= What you should do =
Only lines holding "JSON" are wanted; copy each of them from the records below.

= Given records =
[Start of Attachment]

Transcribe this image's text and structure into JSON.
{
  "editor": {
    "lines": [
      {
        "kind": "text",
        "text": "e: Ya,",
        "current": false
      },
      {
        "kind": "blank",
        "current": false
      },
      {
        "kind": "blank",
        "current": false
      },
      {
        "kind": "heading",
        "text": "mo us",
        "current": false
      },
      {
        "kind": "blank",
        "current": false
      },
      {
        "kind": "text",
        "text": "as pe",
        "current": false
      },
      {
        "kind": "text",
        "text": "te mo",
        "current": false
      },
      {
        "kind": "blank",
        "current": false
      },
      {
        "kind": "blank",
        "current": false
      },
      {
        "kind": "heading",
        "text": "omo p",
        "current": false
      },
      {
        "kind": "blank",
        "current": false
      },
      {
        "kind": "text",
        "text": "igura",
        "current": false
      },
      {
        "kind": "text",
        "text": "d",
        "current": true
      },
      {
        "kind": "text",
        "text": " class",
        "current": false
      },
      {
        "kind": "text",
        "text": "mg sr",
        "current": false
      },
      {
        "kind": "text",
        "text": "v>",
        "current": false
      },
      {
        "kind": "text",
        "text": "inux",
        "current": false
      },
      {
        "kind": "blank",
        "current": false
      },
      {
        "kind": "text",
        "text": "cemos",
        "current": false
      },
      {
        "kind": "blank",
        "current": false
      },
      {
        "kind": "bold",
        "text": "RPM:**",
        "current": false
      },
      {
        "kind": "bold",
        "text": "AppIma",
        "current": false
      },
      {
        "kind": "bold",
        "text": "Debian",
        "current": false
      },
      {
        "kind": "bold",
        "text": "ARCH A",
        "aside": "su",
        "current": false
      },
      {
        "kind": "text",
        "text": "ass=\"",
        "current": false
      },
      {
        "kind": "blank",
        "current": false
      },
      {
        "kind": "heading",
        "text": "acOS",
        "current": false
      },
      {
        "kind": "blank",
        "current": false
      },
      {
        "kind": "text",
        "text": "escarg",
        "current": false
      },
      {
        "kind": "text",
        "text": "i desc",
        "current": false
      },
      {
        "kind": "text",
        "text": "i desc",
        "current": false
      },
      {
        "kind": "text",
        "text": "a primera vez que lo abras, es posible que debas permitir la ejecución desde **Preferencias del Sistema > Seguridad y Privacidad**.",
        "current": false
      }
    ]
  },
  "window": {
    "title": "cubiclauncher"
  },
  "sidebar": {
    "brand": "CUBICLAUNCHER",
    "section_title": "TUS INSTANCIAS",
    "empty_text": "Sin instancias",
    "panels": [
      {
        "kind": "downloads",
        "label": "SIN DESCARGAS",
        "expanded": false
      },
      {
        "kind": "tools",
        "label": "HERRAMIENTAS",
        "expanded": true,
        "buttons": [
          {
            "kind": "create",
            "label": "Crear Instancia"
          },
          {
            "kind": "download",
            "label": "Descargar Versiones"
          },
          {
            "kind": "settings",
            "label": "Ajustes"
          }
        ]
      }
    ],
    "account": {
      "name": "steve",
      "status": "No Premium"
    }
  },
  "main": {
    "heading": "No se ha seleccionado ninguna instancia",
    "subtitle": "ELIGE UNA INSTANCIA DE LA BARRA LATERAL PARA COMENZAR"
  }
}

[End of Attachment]
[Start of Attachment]

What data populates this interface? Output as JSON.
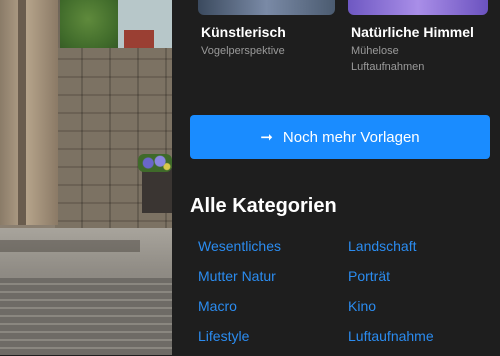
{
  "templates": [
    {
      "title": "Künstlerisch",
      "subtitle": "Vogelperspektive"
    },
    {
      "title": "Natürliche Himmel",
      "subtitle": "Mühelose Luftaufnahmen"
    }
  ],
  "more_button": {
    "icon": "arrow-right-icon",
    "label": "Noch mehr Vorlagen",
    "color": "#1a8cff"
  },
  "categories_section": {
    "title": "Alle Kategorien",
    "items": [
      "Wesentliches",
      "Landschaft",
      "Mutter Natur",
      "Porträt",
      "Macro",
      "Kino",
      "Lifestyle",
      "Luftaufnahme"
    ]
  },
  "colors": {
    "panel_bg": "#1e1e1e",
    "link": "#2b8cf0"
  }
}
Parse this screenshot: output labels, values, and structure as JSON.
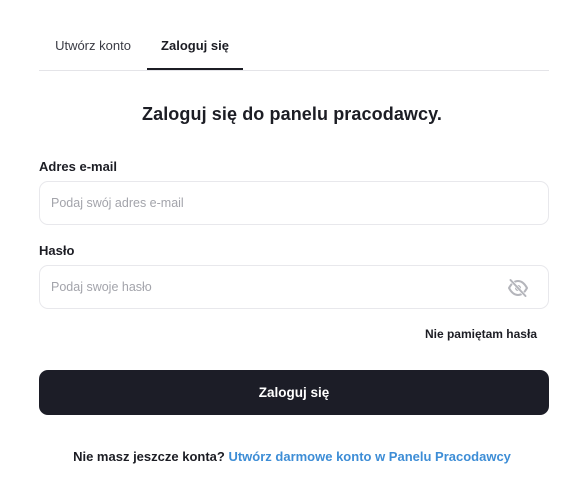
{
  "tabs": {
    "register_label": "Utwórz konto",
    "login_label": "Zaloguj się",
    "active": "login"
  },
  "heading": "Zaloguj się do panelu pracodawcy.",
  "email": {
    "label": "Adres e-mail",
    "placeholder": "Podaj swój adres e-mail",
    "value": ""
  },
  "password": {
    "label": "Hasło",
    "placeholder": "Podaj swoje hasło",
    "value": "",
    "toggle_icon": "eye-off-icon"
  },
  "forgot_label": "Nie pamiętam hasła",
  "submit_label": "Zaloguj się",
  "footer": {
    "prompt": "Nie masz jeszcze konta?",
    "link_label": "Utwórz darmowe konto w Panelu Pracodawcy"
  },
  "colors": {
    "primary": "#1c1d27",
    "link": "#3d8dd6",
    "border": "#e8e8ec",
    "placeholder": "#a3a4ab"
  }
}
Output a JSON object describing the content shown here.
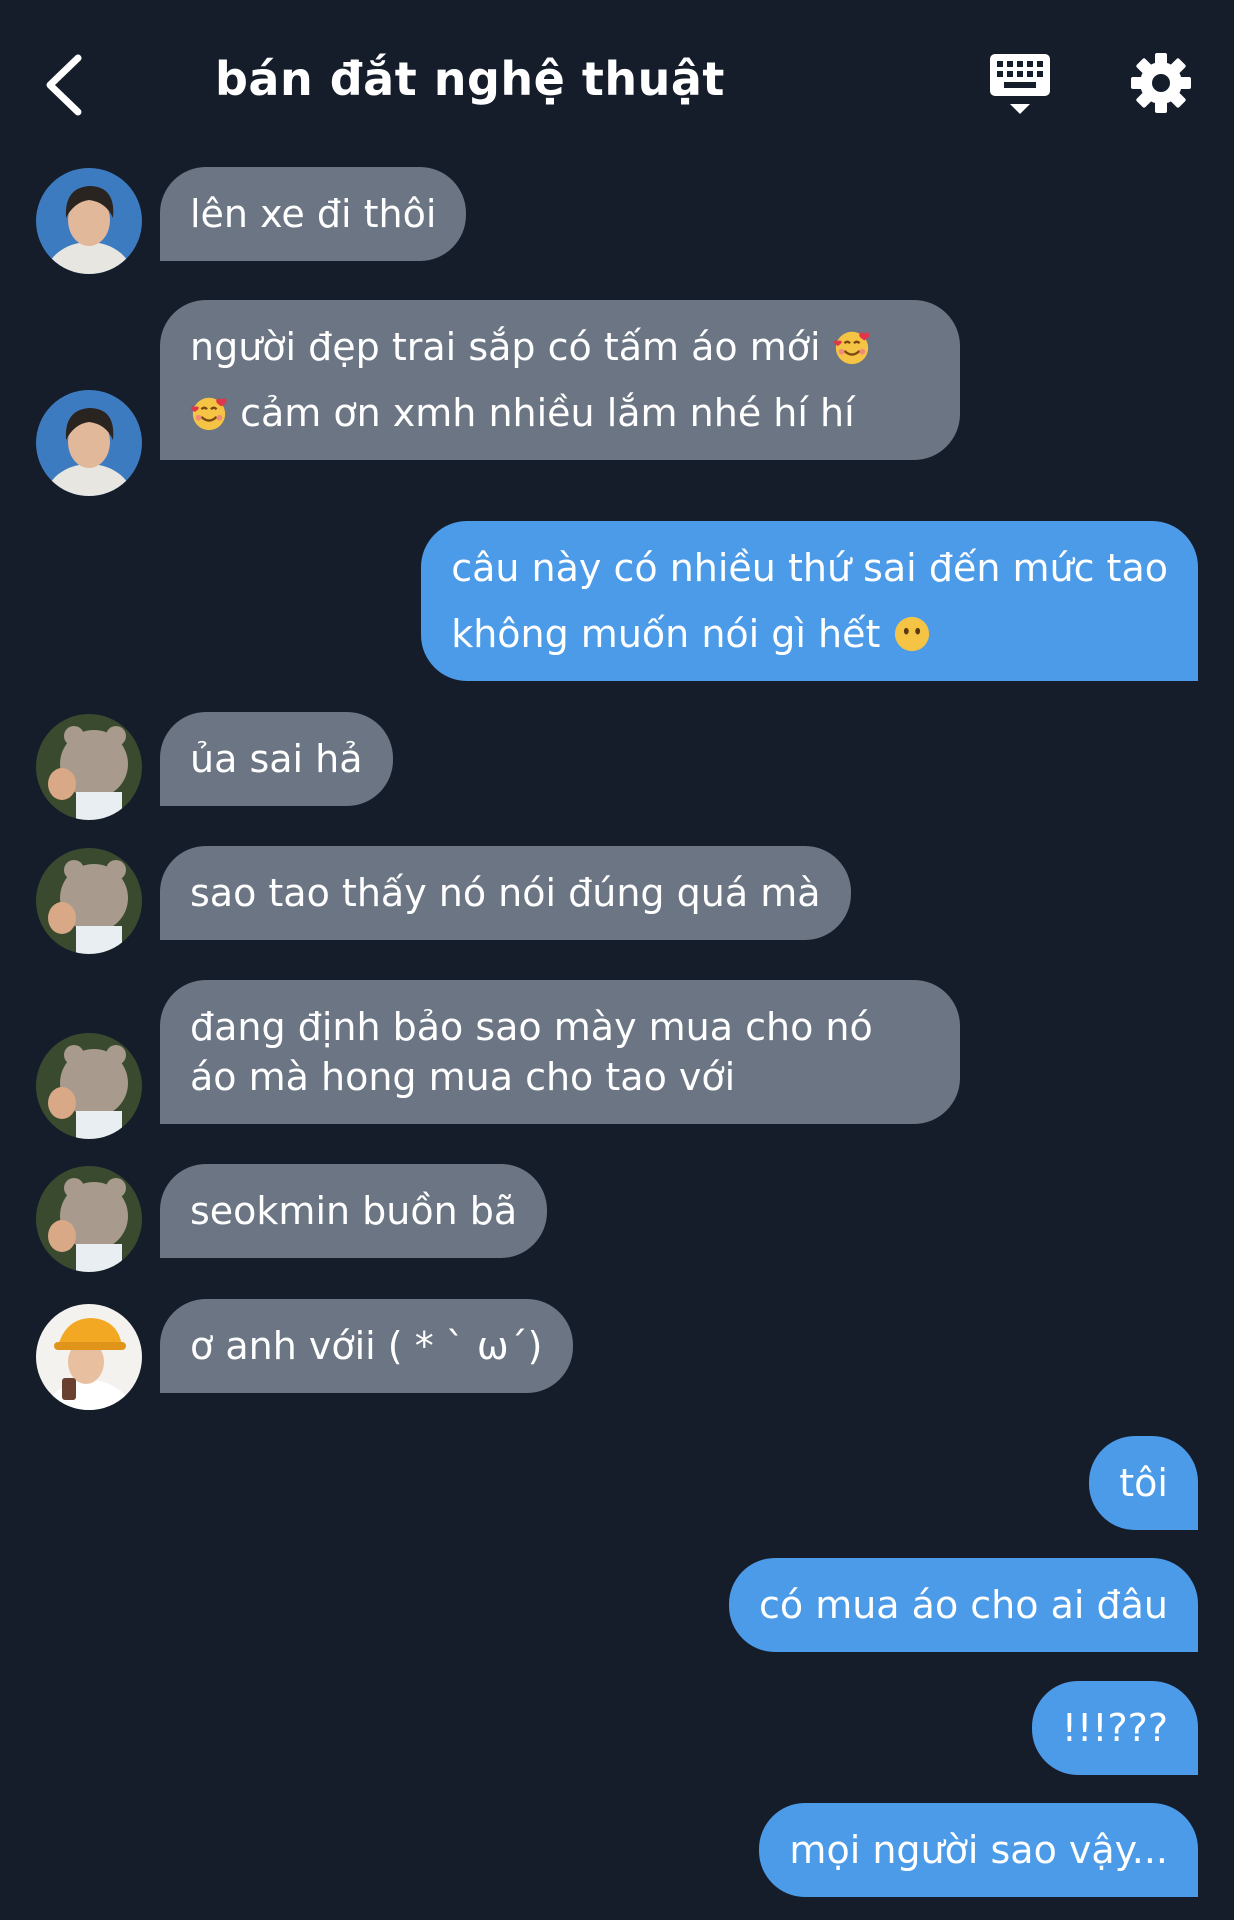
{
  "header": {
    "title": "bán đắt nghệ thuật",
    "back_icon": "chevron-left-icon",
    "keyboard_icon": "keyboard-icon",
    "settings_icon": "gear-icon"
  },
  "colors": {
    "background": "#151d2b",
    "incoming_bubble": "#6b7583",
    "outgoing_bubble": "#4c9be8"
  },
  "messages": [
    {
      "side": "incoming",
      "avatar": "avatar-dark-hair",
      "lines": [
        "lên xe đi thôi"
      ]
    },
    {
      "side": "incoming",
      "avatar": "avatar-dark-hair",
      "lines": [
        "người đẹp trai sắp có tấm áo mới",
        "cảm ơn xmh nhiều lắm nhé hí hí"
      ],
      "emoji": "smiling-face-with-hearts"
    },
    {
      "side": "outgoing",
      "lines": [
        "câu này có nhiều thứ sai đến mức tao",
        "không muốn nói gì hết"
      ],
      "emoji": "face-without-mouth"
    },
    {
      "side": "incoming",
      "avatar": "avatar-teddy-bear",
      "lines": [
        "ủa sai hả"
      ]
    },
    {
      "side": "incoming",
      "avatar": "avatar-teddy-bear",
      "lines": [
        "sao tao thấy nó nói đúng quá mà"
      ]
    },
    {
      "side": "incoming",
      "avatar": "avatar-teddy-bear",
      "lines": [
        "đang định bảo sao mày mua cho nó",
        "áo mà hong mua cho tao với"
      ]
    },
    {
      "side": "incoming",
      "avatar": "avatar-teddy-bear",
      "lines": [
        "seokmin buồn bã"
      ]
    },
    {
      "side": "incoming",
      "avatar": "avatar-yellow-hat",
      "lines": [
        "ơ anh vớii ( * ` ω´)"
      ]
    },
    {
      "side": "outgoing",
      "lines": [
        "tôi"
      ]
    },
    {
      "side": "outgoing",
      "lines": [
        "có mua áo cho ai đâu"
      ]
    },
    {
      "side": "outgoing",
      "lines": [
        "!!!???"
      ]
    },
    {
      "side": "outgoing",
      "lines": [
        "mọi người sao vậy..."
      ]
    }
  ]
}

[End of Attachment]

= Finished task =
Transcribe this image's text and structure into JSON.
What data populates this interface? Output as JSON.
Parse this screenshot: output labels, values, and structure as JSON.
Output a JSON object describing the content shown here.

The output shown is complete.